At least those are the thoughts I had after I bought my Vitamix at a nutrition-related conference several weeks ago. I hadn’t planned to make this purchase; I’d merely followed some colleagues to the Vitamix demonstration stand, where a fast-talking young man with a headset and an impressive dexterity with Dixie cups was offering samples to an enthusiastic crowd. I watched as he liquefied a pineapple. I witnessed him puree an entire clove of garlic, unpeeled. I tried a sample of a green smoothie, then a tortilla soup, then a blended cappuccino. Before I knew what had happened, I’d taken out my credit card. The damage? $429.89—and that was with a discount.
As I crossed the exhibition hall, the Vitamix’s enormous box knocking against my shins, I began to question what I’d just done.
That’s when I heard a voice call out to me.
“You won’t regret a penny!” the voice cried in a thick Jamaican accent. “You won’t regret one cent!
I turned to find an older woman waggling a finger at me, a huge smile on her face. This woman had no connection to the Vitamix booth; she just felt so passionately about her own machine that, upon viewing mine, she couldn’t help but shout.
“I love my Vit-a-mix,” she continued, enunciating each syllable, before launching into a highly complimentary review of the company’s return and repair policy. “I love it so much, I would recommend it to the dead!”
It was a strong, if odd, endorsement. And as I walked away, her words ringing in my ears, my anxiety over its price quickly morphed into something else: excitement.
For Slate, I write about the Vitamix 5200. Spoiler alert: it lives up to its hype.
Standing in the middle of the room at the Sweetwater Distillery in Petaluma, Calif., Bill Owens held a feedbag full of stale donuts high in the air. With a crowd gathered around him, he dumped its contents -- chocolate glazed, jelly-filled, iced with sprinkles -- into a tank filled with hot water and plunged an industrial mixer into the liquid, splattering warm, sticky bits onto anyone who stood too close. A dog wandered up and began licking the floor.
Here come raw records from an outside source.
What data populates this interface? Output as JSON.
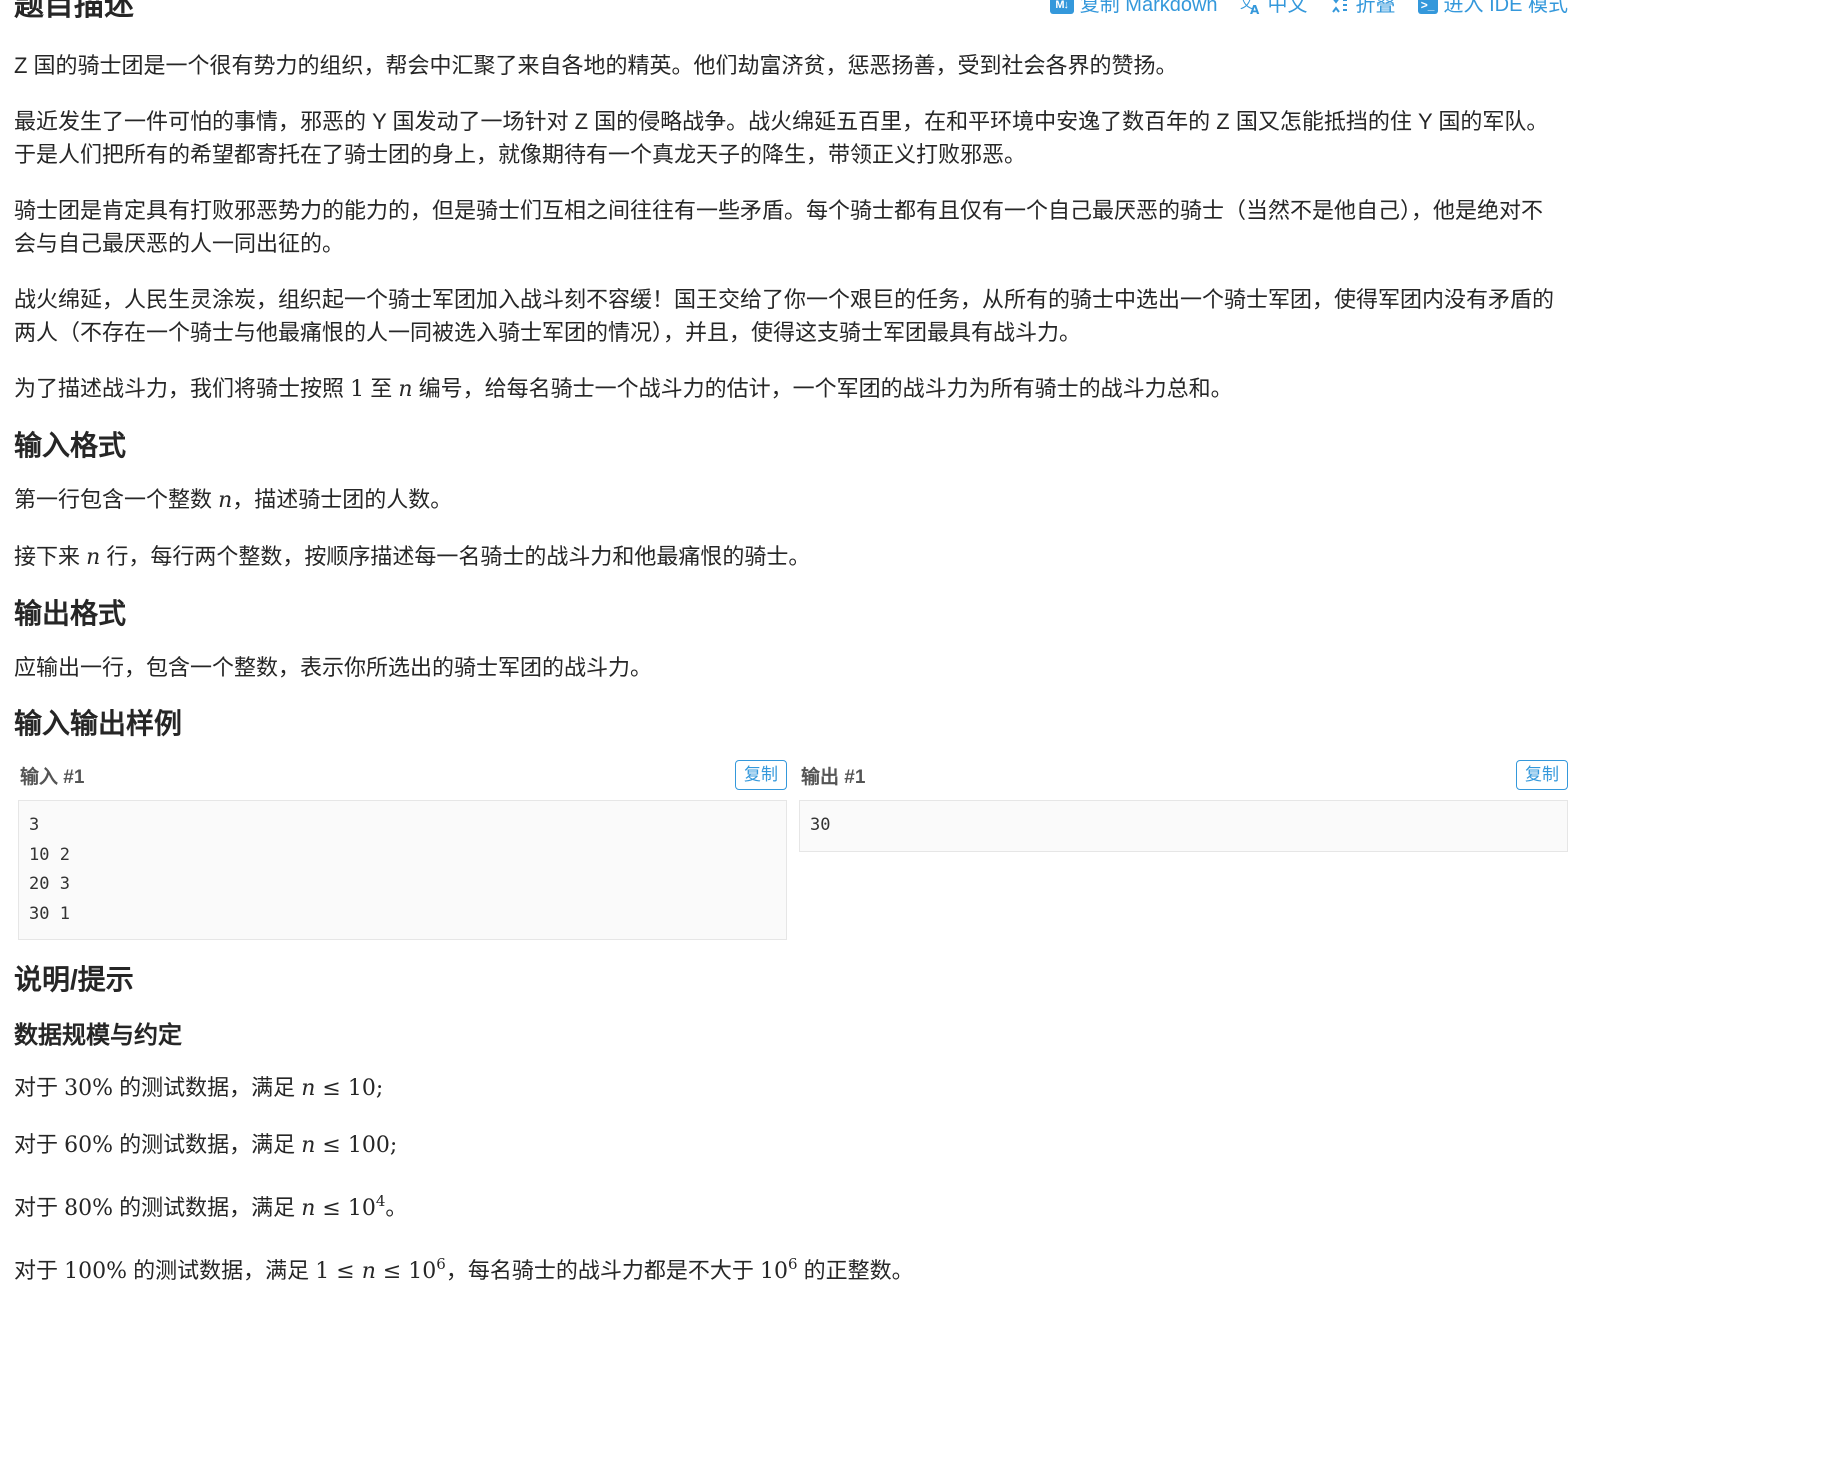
{
  "header": {
    "title": "题目描述",
    "actions": {
      "copy_markdown": "复制 Markdown",
      "language": "中文",
      "fold": "折叠",
      "ide_mode": "进入 IDE 模式"
    }
  },
  "description": {
    "p1": "Z 国的骑士团是一个很有势力的组织，帮会中汇聚了来自各地的精英。他们劫富济贫，惩恶扬善，受到社会各界的赞扬。",
    "p2_line1": "最近发生了一件可怕的事情，邪恶的 Y 国发动了一场针对 Z 国的侵略战争。战火绵延五百里，在和平环境中安逸了数百年的 Z 国又怎能抵挡的住 Y 国的军队。",
    "p2_line2": "于是人们把所有的希望都寄托在了骑士团的身上，就像期待有一个真龙天子的降生，带领正义打败邪恶。",
    "p3_line1": "骑士团是肯定具有打败邪恶势力的能力的，但是骑士们互相之间往往有一些矛盾。每个骑士都有且仅有一个自己最厌恶的骑士（当然不是他自己），他是绝对不",
    "p3_line2": "会与自己最厌恶的人一同出征的。",
    "p4_line1": "战火绵延，人民生灵涂炭，组织起一个骑士军团加入战斗刻不容缓！国王交给了你一个艰巨的任务，从所有的骑士中选出一个骑士军团，使得军团内没有矛盾的",
    "p4_line2": "两人（不存在一个骑士与他最痛恨的人一同被选入骑士军团的情况），并且，使得这支骑士军团最具有战斗力。",
    "p5_a": "为了描述战斗力，我们将骑士按照 ",
    "p5_one": "1",
    "p5_b": " 至 ",
    "p5_n": "n",
    "p5_c": " 编号，给每名骑士一个战斗力的估计，一个军团的战斗力为所有骑士的战斗力总和。"
  },
  "input_format": {
    "title": "输入格式",
    "l1_a": "第一行包含一个整数 ",
    "l1_n": "n",
    "l1_b": "，描述骑士团的人数。",
    "l2_a": "接下来 ",
    "l2_n": "n",
    "l2_b": " 行，每行两个整数，按顺序描述每一名骑士的战斗力和他最痛恨的骑士。"
  },
  "output_format": {
    "title": "输出格式",
    "l1": "应输出一行，包含一个整数，表示你所选出的骑士军团的战斗力。"
  },
  "samples": {
    "title": "输入输出样例",
    "input_title": "输入 #1",
    "output_title": "输出 #1",
    "copy_label": "复制",
    "input_lines": [
      "3",
      "10 2",
      "20 3",
      "30 1"
    ],
    "output_lines": [
      "30"
    ]
  },
  "hint": {
    "title": "说明/提示",
    "subtitle": "数据规模与约定",
    "r1_a": "对于 ",
    "r1_pct": "30%",
    "r1_b": " 的测试数据，满足 ",
    "r1_n": "n",
    "r1_le": " ≤ ",
    "r1_val": "10",
    "r1_end": ";",
    "r2_a": "对于 ",
    "r2_pct": "60%",
    "r2_b": " 的测试数据，满足 ",
    "r2_n": "n",
    "r2_le": " ≤ ",
    "r2_val": "100",
    "r2_end": ";",
    "r3_a": "对于 ",
    "r3_pct": "80%",
    "r3_b": " 的测试数据，满足 ",
    "r3_n": "n",
    "r3_le": " ≤ ",
    "r3_base": "10",
    "r3_exp": "4",
    "r3_end": "。",
    "r4_a": "对于 ",
    "r4_pct": "100%",
    "r4_b": " 的测试数据，满足 ",
    "r4_one": "1",
    "r4_le1": " ≤ ",
    "r4_n": "n",
    "r4_le2": " ≤ ",
    "r4_base": "10",
    "r4_exp": "6",
    "r4_c": "，每名骑士的战斗力都是不大于 ",
    "r4_base2": "10",
    "r4_exp2": "6",
    "r4_d": " 的正整数。"
  }
}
As part of my research for this article about moonshine for Salon, I got the chance to track down local distillers and sample their homemade spirits. (And no, drinking moonshine isn't actually against the law.) My advice? Beware the slivovitz.
(The piece also got picked up by the New York Times's Idea of the Day Blog.)
Even if you ignore ( from ignorare -- to not know, disregard) the Romans' influence ( influere -- to flow in) on our culture ( colere -- to foster, cultivate or respect), architecture ( architectus, from the Greek arkhi -- chief + tekton -- builder, carpenter), literature ( littera -- letter), government (gubernare -- navigate, pilot, govern), military (miles -- soldier), legal ( lex -- the law) and judicial (iudex -- a judge) systems and medicine ( medicus -- physician), there's still the fact ( factum -- something done, a fact) of Latin's presence ( praesentia -- presence) in English itself.
As might be obvious, getting to write a feature about Latin for the Washington Post Magazine was a treat for my inner dork.
For PARADE Magazine, I put together a quiz about plane travel. Unfortunately, my statistics on animal strikes (frequent; not just birds but turtles) and ridiculous stories about safety announcements (Virgin America had to put a bull into its safety video instead of a dog over concern that people would think dogs need to wear seat belts*) did not make it in. But nonetheless!
*and what? Bulls don't?